WCC President Dr. Rose B. Bellanca gave opening remarks and spoke about how connected and autonomous vehicles have the potential to revolutionize transportation and society in a way that is similar to how vehicle mass production and affordable personal vehicle ownership changed society a century ago.

“The promise is great, but so is the challenge,” said Bellanca. “It will require a sustained commitment to research, technology, testing and deployment as well as education, training and workforce development to realize the benefits of a self-driving vehicle.”

WCC was well represented at the symposium by both its staff and students. Al Lecz, director of the college’s Advanced Transportation Center, moderated a panel discussion on the crucial nature of career pathways designed to meet in-demand industry product development standards and competencies in the connected and autonomous vehicle workforce.

The panel was composed of Hideki Hada, executive engineer for advanced safety at Toyota Motor Engineering & Manufacturing, North America, WCC staff members Dr. Kimberly Hurns, vice president for instruction and Dr. Michelle Mueller, vice president of economic, community and college development.

Rounding out the panel were WCC alumna Emily Hatsigeorgiou and current students Rosa Lechartier and Zach Van Buren.
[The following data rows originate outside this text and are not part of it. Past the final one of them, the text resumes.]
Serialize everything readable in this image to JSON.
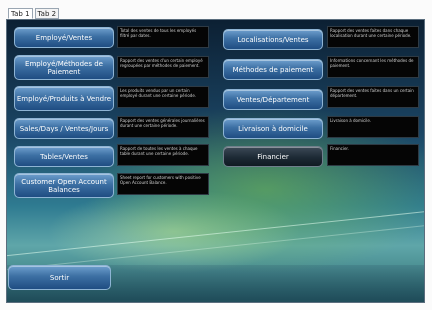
{
  "tabs": [
    {
      "label": "Tab 1"
    },
    {
      "label": "Tab 2"
    }
  ],
  "left_column": [
    {
      "label": "Employé/Ventes",
      "desc": "Total des ventes de tous les employés filtré par dates."
    },
    {
      "label": "Employé/Méthodes de Paiement",
      "desc": "Rapport des ventes d'un certain employé regroupées par méthodes de paiement."
    },
    {
      "label": "Employé/Produits à Vendre",
      "desc": "Les produits vendus par un certain employé durant une certaine période."
    },
    {
      "label": "Sales/Days / Ventes/Jours",
      "desc": "Rapport des ventes générales journalières durant une certaine période."
    },
    {
      "label": "Tables/Ventes",
      "desc": "Rapport de toutes les ventes à chaque table durant une certaine période."
    },
    {
      "label": "Customer Open Account Balances",
      "desc": "Sheet report for customers with positive Open Account Balance."
    }
  ],
  "right_column": [
    {
      "label": "Localisations/Ventes",
      "desc": "Rapport des ventes faites dans chaque localisation durant une certaine période."
    },
    {
      "label": "Méthodes de paiement",
      "desc": "Informations concernant les méthodes de paiement."
    },
    {
      "label": "Ventes/Département",
      "desc": "Rapport des ventes faites dans un certain département."
    },
    {
      "label": "Livraison à domicile",
      "desc": "Livraison à domicile."
    },
    {
      "label": "Financier",
      "desc": "Financier."
    }
  ],
  "footer": {
    "exit_label": "Sortir"
  }
}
Each student spoke about how the college has prepared them for their chosen career paths within the connected and autonomous vehicle job sector.

Hatsigeorgiou said her time as a student in WCC’s Automotive Service Technology department prepared her for a job as a hydraulic safety technician at the General Motors Milford Proving Grounds.

“My projects involve simulating crashes and recording results. This type of information is crucial for engineers to know as the automotive industry continues to evolve into the realm of self-driving vehicles,” said Hatsigeorgiou. “I feel obligated to share my passion for this research and pass along what I’ve learned to my colleagues.”

Keynote speakers included Marcy Klevorn, executive vice president of mobility for Ford Motor Company and Shailen Bhatt, president and CEO of the Intelligent Transportation Society of America.

CCAT partners include the University of Michigan Transportation Research Institute, the University of Akron, Purdue University, Central State University (Ohio), the University of Illinois at Urbana-Champaign Center For Transportation and WCC. 

 

For information about the CCAT consortium visit ccat.umtri.umich.edu.

For information about the WCC Advanced Transportation Center, visit wccnet.edu/atc.